Whether you take a leisurely jog or sprint to the finish line in a marathon, running is great exercise. In fact, running is one of the easiest and most popular sports among non-professional athletes.
Running offers many benefits, including improved cardiovascular and respiratory function, weight loss, reduced cholesterol and increased muscle and bone strength, as well as a healthier mental outlook. But with any sport or activity comes the risk of injury.
Runners of all levels are at risk for significant injuries to their hips, knees, legs, ankles and feet. One of the best ways to prevent injury is to avoid injury. By taking simple precautions and watching for signs of potential problems, individuals can prevent or minimize many injuries.
The majority of injuries are caused by excess — running too far, too fast or too often. In addition to strains and sprains, blisters and cramps, some of the more common injuries include:
· Hip and thigh injuries — Bursitis, stress fractures, and hamstring pulls or tears are typically caused by inflammation and strain from overexertion or
improper running techniques.
· Knee injuries — Patello-femoral syndrome, more commonly called “runner’s knee” is characterized by a dull ache or sharp pain under or around the kneecap and is often accompanied by a grinding sensation when the knee is bent then straightened. Iliotibial Band (ITB) Syndrome can also produce inflammation and pain in and around the knee.
· Leg injuries — Shin splints or medial tibial stress syndrome is a cumulative but painful condition resulting from too much force being placed on
the shinbone (tibia) and surrounding tissues.
· Ankle injuries – Sprains vary in severity but typically result in pain, swelling and bruising. Achilles tendonitis is a painful inflammation in the back of the ankle, which if left untreated, can lead to a ruptured tendon.
· Foot injuries — Plantar fasciitis, which can cause sharp pain or a dull ache in the bottom of the foot near the heel or in the arch, is typically caused by poor foot structure, inadequate running shoes or a sudden increase in the distance run. Improper shoes and downhill running can also cause painful Runner’s toe.
The good news is that these injuries are treatable, but more importantly can be prevented or minimized by following some basic training guidelines and running techniques.
Some tips to help you
Invest in a good pair of running shoes. Running in worn out shoes is a prime cause of many injuries. Make sure to replace them when you’ve logged about 600 kms.
Stretch regularly before and after you run to avoid tightening of muscles. Be sure to include stretches for the hips, thigh, hamstring, calf and ankle, as well as the back.
Perform warm up exercises such as light jogging or sprinting prior to engaging in a full run.
Include cross training in your overall exercise regimen to help strengthen a wide range of muscles. Consider activities such as weight-training, swimming,
calisthenics or those exercises that use muscles in slightly different ways.
Avoid overtraining – and overexertion. Doing too much, too soon and too quickly can lead to injuries. A good approach for beginners may be to start with a
run/walk technique, alternating thirty seconds of running with thirty seconds of walking for about twenty to thirty minutes, three times a week. Gradually,
increase the length of running segments while keeping them at a manageable pace.

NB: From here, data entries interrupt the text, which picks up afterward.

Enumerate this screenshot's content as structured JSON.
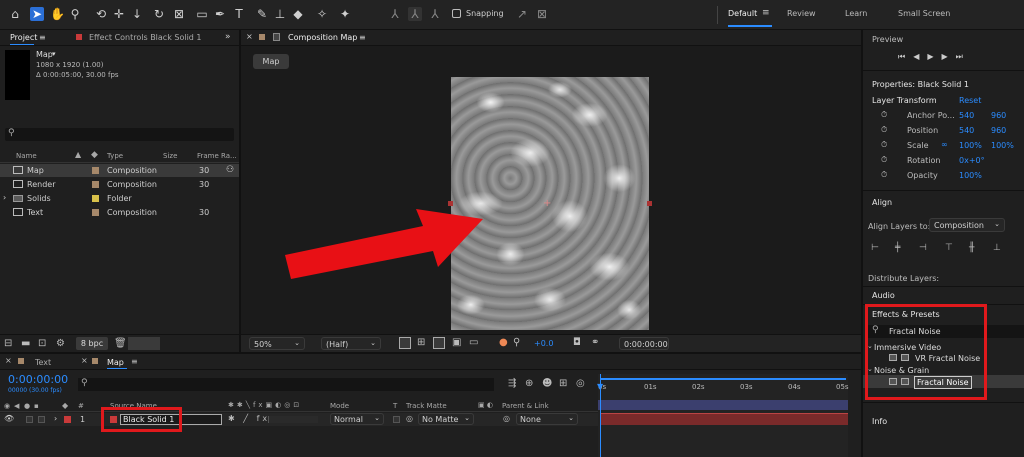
{
  "toolbar": {
    "snapping_label": "Snapping",
    "workspaces": [
      "Default",
      "Review",
      "Learn",
      "Small Screen"
    ]
  },
  "project": {
    "tab_project": "Project",
    "tab_effect_controls": "Effect Controls Black Solid 1",
    "selected_name": "Map",
    "selected_info1": "1080 x 1920 (1.00)",
    "selected_info2": "Δ 0:00:05:00, 30.00 fps",
    "search_placeholder": "",
    "columns": [
      "Name",
      "Type",
      "Size",
      "Frame Ra..."
    ],
    "items": [
      {
        "name": "Map",
        "type": "Composition",
        "size": "",
        "fps": "30",
        "color": "#a6886a"
      },
      {
        "name": "Render",
        "type": "Composition",
        "size": "",
        "fps": "30",
        "color": "#a6886a"
      },
      {
        "name": "Solids",
        "type": "Folder",
        "size": "",
        "fps": "",
        "color": "#d8c14a"
      },
      {
        "name": "Text",
        "type": "Composition",
        "size": "",
        "fps": "30",
        "color": "#a6886a"
      }
    ],
    "bpc": "8 bpc"
  },
  "composition": {
    "tab_label": "Composition Map",
    "breadcrumb": "Map",
    "zoom": "50%",
    "resolution": "(Half)",
    "exposure": "+0.0",
    "timecode": "0:00:00:00"
  },
  "right": {
    "preview_title": "Preview",
    "properties_title": "Properties: Black Solid 1",
    "layer_transform": "Layer Transform",
    "reset_label": "Reset",
    "transform": [
      {
        "label": "Anchor Po...",
        "v1": "540",
        "v2": "960"
      },
      {
        "label": "Position",
        "v1": "540",
        "v2": "960"
      },
      {
        "label": "Scale",
        "v1": "100%",
        "v2": "100%"
      },
      {
        "label": "Rotation",
        "v1": "0x+0°",
        "v2": ""
      },
      {
        "label": "Opacity",
        "v1": "100%",
        "v2": ""
      }
    ],
    "align_title": "Align",
    "align_layers_to_label": "Align Layers to:",
    "align_layers_to_value": "Composition",
    "distribute_label": "Distribute Layers:",
    "audio_title": "Audio",
    "effects_title": "Effects & Presets",
    "effects_search": "Fractal Noise",
    "categories": [
      {
        "name": "Immersive Video",
        "items": [
          "VR Fractal Noise"
        ]
      },
      {
        "name": "Noise & Grain",
        "items": [
          "Fractal Noise"
        ]
      }
    ],
    "info_title": "Info"
  },
  "timeline": {
    "tab_text": "Text",
    "tab_map": "Map",
    "timecode": "0:00:00:00",
    "timecode_sub": "00000 (30.00 fps)",
    "col_number": "#",
    "col_source": "Source Name",
    "col_mode": "Mode",
    "col_t": "T",
    "col_track_matte": "Track Matte",
    "col_parent": "Parent & Link",
    "layer": {
      "number": "1",
      "name": "Black Solid 1",
      "mode": "Normal",
      "matte": "No Matte",
      "parent": "None"
    },
    "ruler": [
      "0s",
      "01s",
      "02s",
      "03s",
      "04s",
      "05s"
    ]
  }
}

· Stay hydrated especially in warmer weather. Drink at least 1 ½ cups of water 10-15 minutes before running and every 20 minutes during.
· Run on smooth, even and softer surfaces whenever possible. For example, asphalt roads are a better choice than concrete sidewalks.

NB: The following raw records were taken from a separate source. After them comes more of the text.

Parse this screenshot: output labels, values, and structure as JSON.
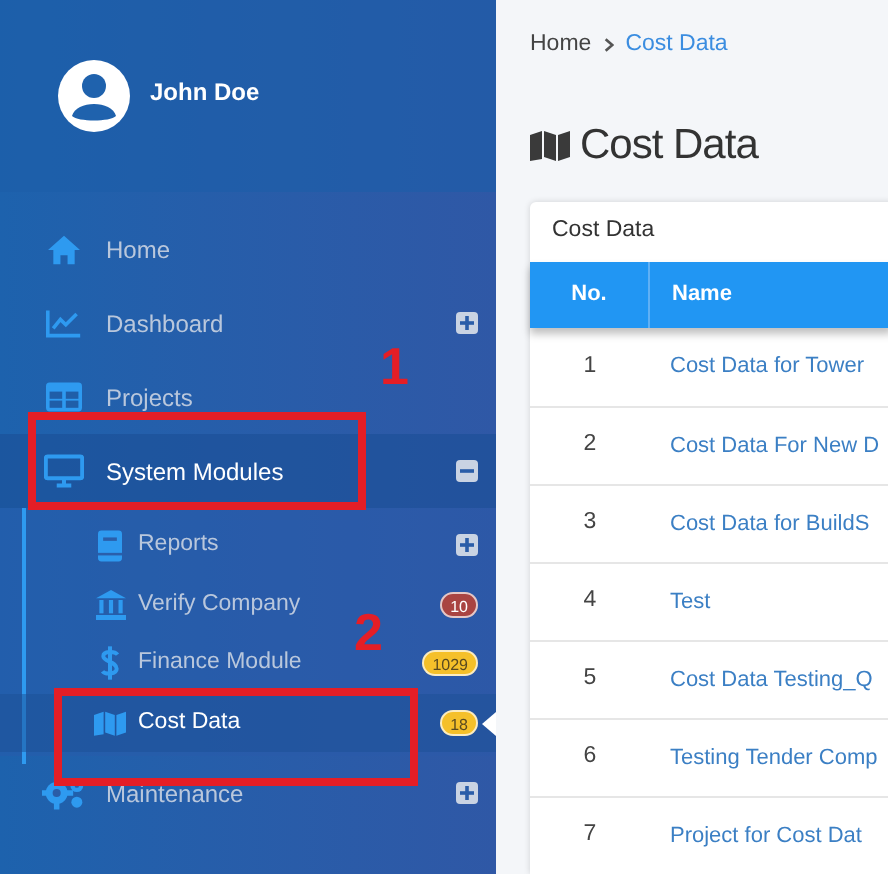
{
  "user": {
    "name": "John Doe"
  },
  "menu": [
    {
      "label": "Home",
      "kind": "link",
      "selected": false
    },
    {
      "label": "Dashboard",
      "kind": "group",
      "expanded": false,
      "selected": false
    },
    {
      "label": "Projects",
      "kind": "link",
      "selected": false
    },
    {
      "label": "System Modules",
      "kind": "group",
      "expanded": true,
      "selected": true,
      "children": [
        {
          "label": "Reports",
          "kind": "group",
          "expanded": false,
          "selected": false
        },
        {
          "label": "Verify Company",
          "kind": "link",
          "selected": false,
          "badge": {
            "text": "10",
            "color": "#a94442"
          }
        },
        {
          "label": "Finance Module",
          "kind": "link",
          "selected": false,
          "badge": {
            "text": "1029",
            "color": "#f5c02a"
          }
        },
        {
          "label": "Cost Data",
          "kind": "link",
          "selected": true,
          "badge": {
            "text": "18",
            "color": "#f5c02a"
          }
        }
      ]
    },
    {
      "label": "Maintenance",
      "kind": "group",
      "expanded": false,
      "selected": false
    }
  ],
  "breadcrumb": [
    "Home",
    "Cost Data"
  ],
  "page_title": "Cost Data",
  "card_title": "Cost Data",
  "table": {
    "columns": [
      "No.",
      "Name"
    ],
    "rows": [
      [
        "1",
        "Cost Data for Tower"
      ],
      [
        "2",
        "Cost Data For New D"
      ],
      [
        "3",
        "Cost Data for BuildS"
      ],
      [
        "4",
        "Test"
      ],
      [
        "5",
        "Cost Data Testing_Q"
      ],
      [
        "6",
        "Testing Tender Comp"
      ],
      [
        "7",
        "Project for Cost Dat"
      ]
    ]
  },
  "annotations": [
    {
      "label": "1"
    },
    {
      "label": "2"
    }
  ]
}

· Watch for the warning signs of injury. If you begin to experience pain or swelling, stop running and seek medical attention. Depending on the type and extent of injury, treatment may include RICE – Rest, Ice, Compression and Elevation; taking anti-inflammatory medication (aspirin or ibuprofen); and taking time off from running.
– Seek professional advice from a Podiatrist if you are injured or have any concerns